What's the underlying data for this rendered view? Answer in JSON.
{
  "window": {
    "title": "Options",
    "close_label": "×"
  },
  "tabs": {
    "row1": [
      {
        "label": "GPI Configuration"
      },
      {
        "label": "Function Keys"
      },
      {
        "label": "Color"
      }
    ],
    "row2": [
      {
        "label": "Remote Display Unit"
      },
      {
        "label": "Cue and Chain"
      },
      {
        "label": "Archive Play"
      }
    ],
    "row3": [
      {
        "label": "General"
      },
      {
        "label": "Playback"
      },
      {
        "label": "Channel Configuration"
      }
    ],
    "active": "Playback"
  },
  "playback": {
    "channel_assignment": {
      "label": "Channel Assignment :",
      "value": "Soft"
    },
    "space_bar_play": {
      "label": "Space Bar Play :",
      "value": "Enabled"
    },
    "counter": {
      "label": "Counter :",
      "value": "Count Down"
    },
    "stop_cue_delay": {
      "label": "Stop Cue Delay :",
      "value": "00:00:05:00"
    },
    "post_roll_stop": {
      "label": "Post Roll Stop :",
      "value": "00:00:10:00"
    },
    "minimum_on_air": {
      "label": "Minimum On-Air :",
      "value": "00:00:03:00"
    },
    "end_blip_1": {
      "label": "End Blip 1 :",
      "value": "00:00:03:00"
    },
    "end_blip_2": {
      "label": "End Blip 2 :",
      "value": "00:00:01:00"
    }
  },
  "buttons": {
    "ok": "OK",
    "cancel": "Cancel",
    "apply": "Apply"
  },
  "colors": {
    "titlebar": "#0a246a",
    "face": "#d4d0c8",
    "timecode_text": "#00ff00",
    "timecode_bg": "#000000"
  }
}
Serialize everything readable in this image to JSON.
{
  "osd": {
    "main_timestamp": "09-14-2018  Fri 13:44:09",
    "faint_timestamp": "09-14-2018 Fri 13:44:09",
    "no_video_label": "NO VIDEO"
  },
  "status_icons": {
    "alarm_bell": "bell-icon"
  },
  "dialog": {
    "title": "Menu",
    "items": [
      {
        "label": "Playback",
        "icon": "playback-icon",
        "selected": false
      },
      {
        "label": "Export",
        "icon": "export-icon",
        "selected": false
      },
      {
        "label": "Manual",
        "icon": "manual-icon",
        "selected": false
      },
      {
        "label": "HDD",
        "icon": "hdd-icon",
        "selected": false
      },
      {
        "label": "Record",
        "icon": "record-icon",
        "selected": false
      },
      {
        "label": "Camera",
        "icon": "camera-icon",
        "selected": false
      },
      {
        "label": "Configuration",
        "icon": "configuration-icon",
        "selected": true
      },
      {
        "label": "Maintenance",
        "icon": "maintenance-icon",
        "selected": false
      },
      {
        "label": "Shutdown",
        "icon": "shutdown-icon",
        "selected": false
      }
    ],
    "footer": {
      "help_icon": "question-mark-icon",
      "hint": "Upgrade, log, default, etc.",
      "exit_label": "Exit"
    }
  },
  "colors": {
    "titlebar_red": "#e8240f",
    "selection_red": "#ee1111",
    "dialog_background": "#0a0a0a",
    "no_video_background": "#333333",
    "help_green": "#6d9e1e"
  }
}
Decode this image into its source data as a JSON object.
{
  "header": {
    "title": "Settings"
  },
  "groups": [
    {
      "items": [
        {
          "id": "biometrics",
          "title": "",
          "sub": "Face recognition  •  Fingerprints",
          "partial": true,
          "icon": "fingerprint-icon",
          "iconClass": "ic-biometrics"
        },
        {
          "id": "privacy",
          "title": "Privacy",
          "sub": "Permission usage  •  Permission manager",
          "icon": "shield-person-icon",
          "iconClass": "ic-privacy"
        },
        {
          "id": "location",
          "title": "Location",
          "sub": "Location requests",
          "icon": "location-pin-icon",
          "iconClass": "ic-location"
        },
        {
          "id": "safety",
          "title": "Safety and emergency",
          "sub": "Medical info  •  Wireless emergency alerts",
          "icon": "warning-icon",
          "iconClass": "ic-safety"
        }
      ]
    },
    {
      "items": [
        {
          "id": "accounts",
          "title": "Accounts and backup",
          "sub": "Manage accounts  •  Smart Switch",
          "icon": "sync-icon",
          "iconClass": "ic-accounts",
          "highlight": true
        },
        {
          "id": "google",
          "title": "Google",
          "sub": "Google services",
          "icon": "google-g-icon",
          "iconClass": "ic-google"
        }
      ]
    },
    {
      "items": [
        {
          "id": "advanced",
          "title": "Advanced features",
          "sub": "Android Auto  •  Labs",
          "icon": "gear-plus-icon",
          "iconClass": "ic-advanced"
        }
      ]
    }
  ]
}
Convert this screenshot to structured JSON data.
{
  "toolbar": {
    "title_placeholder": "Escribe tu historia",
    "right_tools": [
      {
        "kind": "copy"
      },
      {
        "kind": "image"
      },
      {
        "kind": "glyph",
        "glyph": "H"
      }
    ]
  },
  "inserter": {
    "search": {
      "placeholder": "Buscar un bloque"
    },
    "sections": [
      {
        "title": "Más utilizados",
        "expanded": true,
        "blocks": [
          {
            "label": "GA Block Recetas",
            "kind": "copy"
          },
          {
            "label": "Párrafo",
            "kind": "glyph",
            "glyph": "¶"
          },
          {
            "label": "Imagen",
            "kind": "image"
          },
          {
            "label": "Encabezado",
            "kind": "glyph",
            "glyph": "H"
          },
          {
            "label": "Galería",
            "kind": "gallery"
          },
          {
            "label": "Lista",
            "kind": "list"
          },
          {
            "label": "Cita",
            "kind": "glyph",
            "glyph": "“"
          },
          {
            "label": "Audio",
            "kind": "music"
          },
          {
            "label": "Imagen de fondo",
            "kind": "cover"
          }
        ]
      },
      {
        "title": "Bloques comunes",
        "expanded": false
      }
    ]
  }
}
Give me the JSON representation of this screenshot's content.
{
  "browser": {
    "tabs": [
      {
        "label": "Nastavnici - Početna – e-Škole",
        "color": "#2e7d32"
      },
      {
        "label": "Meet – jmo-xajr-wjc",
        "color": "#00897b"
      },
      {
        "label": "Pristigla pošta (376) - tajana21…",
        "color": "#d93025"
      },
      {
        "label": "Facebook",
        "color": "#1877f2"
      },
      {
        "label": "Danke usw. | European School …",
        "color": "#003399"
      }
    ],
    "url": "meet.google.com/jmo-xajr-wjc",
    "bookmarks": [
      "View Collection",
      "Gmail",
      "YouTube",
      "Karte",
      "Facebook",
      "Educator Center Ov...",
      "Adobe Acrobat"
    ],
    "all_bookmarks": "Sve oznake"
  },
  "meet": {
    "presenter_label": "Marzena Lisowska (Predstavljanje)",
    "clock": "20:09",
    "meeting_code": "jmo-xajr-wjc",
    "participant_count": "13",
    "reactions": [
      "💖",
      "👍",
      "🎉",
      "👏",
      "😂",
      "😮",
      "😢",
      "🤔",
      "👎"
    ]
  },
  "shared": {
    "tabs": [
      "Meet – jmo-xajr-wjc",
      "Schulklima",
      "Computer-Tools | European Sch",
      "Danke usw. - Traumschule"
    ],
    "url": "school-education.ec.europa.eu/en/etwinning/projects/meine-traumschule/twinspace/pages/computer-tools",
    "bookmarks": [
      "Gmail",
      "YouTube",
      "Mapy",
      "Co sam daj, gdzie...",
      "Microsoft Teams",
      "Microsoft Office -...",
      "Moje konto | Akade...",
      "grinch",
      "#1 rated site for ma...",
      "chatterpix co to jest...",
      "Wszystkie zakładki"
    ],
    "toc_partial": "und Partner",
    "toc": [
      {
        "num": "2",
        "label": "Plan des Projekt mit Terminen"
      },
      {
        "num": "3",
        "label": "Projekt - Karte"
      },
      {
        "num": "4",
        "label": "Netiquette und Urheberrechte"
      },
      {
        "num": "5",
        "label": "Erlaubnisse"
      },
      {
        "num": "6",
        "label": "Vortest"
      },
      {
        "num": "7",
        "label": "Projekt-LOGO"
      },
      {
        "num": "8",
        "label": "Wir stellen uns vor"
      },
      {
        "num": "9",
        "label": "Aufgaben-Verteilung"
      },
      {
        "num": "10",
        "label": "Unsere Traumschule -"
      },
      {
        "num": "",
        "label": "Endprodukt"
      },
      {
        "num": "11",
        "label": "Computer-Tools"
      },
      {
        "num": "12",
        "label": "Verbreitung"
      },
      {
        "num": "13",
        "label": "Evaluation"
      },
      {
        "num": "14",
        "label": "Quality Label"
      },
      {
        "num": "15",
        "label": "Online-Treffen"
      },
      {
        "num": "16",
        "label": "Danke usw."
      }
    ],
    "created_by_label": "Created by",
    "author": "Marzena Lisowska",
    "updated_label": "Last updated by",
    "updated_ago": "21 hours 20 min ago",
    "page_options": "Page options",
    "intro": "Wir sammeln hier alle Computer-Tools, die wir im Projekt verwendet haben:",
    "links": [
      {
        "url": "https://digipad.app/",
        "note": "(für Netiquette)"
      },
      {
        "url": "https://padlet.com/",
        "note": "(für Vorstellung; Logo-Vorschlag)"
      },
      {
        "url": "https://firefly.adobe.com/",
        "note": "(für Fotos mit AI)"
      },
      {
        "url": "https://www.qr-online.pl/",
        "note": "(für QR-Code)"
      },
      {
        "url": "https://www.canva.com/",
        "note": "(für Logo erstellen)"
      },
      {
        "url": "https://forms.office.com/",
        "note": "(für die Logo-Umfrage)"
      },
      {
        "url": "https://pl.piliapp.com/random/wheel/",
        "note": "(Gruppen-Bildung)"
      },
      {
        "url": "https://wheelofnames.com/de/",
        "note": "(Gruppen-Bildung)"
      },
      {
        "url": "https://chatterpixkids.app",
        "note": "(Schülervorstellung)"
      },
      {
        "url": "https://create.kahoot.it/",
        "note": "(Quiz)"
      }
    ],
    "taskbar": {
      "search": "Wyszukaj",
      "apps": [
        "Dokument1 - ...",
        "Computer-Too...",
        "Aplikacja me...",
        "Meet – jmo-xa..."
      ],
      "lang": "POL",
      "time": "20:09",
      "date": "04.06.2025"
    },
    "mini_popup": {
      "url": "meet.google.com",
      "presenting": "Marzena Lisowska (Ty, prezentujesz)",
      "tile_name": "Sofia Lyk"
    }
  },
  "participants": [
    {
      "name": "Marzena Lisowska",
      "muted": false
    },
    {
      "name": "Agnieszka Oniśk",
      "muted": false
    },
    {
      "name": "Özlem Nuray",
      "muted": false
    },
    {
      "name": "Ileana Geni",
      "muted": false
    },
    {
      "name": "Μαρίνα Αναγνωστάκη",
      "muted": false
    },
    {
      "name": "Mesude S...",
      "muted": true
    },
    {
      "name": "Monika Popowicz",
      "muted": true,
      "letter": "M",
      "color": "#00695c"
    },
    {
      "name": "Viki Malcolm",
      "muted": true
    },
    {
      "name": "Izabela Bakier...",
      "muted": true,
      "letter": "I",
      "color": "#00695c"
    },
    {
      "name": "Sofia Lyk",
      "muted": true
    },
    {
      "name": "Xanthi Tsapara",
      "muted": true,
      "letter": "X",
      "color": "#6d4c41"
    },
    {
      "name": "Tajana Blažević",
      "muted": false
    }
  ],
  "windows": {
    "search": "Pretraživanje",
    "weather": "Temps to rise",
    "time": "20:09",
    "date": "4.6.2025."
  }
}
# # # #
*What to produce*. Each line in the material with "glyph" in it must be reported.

*Exercise output*.
        "kind": "glyph",
        "glyph": "H"
            "kind": "glyph",
            "glyph": "¶"
            "kind": "glyph",
            "glyph": "H"
            "kind": "glyph",
            "glyph": "“"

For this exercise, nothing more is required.